[REQUIRED ACTION] Each line in the records that mentions the word "number" needs to be listed.
BEGIN DATA FOR REVIEW
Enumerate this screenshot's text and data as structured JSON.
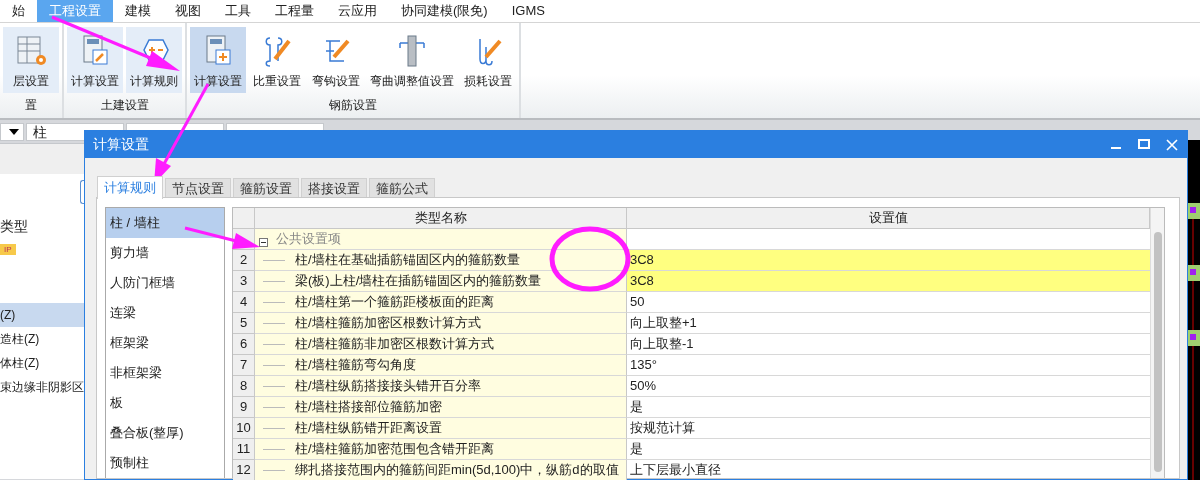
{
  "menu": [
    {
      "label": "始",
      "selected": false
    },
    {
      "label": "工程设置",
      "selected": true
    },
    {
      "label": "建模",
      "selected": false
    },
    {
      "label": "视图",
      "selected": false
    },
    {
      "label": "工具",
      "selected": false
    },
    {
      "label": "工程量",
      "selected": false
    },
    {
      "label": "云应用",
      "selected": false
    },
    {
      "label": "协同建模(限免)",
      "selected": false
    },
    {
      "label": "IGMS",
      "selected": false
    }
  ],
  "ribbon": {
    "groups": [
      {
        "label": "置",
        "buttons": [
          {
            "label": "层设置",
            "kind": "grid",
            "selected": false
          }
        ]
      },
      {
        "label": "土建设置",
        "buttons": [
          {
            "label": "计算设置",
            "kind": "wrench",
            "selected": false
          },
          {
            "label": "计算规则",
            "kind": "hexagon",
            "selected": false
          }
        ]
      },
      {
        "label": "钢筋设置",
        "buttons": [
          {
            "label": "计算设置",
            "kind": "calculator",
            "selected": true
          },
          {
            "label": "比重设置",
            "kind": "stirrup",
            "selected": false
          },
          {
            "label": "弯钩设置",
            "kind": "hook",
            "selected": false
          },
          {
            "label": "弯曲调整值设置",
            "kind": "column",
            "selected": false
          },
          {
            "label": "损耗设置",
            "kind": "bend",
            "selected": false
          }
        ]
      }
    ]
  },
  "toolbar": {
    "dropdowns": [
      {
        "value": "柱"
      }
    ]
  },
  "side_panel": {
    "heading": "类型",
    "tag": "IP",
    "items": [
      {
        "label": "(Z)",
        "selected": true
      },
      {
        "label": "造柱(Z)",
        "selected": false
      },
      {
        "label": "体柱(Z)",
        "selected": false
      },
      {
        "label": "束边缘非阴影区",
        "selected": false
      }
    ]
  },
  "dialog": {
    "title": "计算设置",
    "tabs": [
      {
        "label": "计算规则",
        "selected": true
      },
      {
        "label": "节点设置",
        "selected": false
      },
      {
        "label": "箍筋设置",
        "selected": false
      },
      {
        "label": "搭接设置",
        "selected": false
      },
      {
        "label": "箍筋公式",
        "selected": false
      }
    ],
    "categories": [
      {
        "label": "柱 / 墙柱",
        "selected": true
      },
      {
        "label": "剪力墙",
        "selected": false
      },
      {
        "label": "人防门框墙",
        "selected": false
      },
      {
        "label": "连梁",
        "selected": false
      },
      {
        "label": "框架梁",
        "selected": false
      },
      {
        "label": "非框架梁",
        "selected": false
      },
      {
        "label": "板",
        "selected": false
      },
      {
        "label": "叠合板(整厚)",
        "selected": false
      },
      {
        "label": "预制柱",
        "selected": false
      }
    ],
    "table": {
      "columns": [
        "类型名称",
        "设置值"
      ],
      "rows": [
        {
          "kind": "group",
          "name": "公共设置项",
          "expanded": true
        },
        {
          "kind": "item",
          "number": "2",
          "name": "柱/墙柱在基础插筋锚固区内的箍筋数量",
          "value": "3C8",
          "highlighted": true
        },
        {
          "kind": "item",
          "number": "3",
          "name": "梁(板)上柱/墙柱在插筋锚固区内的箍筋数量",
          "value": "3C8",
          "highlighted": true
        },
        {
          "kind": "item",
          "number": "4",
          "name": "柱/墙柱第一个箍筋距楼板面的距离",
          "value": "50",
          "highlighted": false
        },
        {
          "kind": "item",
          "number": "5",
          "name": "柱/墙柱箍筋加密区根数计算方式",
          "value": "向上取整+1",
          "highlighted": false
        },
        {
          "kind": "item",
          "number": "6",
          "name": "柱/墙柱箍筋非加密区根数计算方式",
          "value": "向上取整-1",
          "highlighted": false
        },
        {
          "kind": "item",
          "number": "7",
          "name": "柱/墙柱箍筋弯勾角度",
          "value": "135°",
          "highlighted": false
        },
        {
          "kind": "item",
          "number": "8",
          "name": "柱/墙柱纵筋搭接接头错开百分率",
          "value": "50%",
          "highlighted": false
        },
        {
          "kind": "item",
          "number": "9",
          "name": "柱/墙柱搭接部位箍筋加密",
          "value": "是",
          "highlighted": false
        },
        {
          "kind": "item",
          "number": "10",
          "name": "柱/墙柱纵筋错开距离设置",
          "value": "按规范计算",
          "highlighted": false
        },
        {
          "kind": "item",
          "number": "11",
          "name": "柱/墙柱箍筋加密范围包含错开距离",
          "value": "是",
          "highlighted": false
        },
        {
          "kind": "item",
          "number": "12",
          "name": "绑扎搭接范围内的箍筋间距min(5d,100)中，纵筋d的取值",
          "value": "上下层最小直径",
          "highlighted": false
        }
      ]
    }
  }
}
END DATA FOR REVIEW
[SOLVED PROBLEM]
          "number": "2",
          "number": "3",
          "number": "4",
          "number": "5",
          "number": "6",
          "number": "7",
          "number": "8",
          "number": "9",
          "number": "10",
          "number": "11",
          "number": "12",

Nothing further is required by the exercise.